Last week, three other UK groups joined digital lender Atom Bank in committing to four-day working weeks. Yo Telecom, games developer Hutch and training provider MBL Seminars also predicted increases in productivity and wellbeing as a result of the shift.
Monzo, a digital bank, said it would offer three-month paid sabbaticals for staff every four years, while building services group Arup now allows staff to spread work hours over seven days.
Many employers are asking staff in the UK to return to the workplace after Covid-19 restrictions ended last month, but most have also set out new rules around flexible or hybrid working patterns that allow employees to split their time between the office and home.
WANdisco initially banned meetings on a Friday afternoon at the start of the pandemic, which led to increased productivity. Richards added that the company had started to worry that people were working too much given difficulties in separating work from personal life when working from home.
Richards described the move as “an inevitable economic reality for us all”, pointing to historical precedent in 1973 when UK commercial use of electricity was limited and forced a three-day working week.

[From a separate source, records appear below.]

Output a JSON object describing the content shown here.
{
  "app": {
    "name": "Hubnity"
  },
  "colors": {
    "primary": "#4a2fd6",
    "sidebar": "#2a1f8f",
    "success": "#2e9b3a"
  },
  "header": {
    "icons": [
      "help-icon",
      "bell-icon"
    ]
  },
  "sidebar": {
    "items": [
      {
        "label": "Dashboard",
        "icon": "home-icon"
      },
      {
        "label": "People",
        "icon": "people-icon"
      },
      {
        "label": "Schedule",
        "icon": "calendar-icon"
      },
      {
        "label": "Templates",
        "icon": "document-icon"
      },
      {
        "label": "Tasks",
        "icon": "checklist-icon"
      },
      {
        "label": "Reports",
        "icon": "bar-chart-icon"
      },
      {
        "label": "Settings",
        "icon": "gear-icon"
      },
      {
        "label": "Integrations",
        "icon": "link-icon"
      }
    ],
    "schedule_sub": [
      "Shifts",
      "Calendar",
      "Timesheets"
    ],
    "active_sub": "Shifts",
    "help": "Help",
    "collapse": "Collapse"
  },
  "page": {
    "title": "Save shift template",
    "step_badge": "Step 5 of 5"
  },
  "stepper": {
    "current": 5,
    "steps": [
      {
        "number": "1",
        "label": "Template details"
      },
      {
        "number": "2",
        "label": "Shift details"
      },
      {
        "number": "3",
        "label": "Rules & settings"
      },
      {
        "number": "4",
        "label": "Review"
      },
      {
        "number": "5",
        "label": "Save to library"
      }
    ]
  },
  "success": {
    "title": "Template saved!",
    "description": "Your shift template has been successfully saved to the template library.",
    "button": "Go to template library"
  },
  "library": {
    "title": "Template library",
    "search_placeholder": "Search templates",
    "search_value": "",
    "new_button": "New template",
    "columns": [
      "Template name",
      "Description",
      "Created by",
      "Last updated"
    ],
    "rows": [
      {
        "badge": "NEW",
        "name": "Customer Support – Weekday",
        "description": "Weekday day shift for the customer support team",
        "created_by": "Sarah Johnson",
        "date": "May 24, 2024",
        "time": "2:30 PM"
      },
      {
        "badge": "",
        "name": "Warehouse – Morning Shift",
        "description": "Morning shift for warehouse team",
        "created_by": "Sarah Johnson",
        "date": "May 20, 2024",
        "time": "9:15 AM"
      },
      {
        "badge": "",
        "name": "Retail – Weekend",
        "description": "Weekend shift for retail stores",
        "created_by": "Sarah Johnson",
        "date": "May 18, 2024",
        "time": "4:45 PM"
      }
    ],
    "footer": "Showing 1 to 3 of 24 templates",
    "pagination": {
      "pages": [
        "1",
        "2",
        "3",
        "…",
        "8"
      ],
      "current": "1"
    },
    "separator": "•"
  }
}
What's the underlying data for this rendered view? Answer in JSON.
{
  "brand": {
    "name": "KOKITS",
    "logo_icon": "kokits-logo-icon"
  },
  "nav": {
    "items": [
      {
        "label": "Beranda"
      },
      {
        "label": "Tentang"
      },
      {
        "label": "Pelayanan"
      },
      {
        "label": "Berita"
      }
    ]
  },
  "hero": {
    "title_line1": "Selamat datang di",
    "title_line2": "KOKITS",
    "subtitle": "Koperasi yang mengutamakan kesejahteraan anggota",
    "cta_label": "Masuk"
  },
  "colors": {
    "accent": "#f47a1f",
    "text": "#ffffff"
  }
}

“Most people expected a proportional 40 per cent drop in productivity. Much to everyone’s surprise, productivity in fact went up, as people found ways to work effectively within the new time structure,” he said.
“Working from home was an obvious move for many companies, and the switch to four days is the natural continuation of this trend that offers greater flexibility, increases business productivity and boosts employee wellbeing.”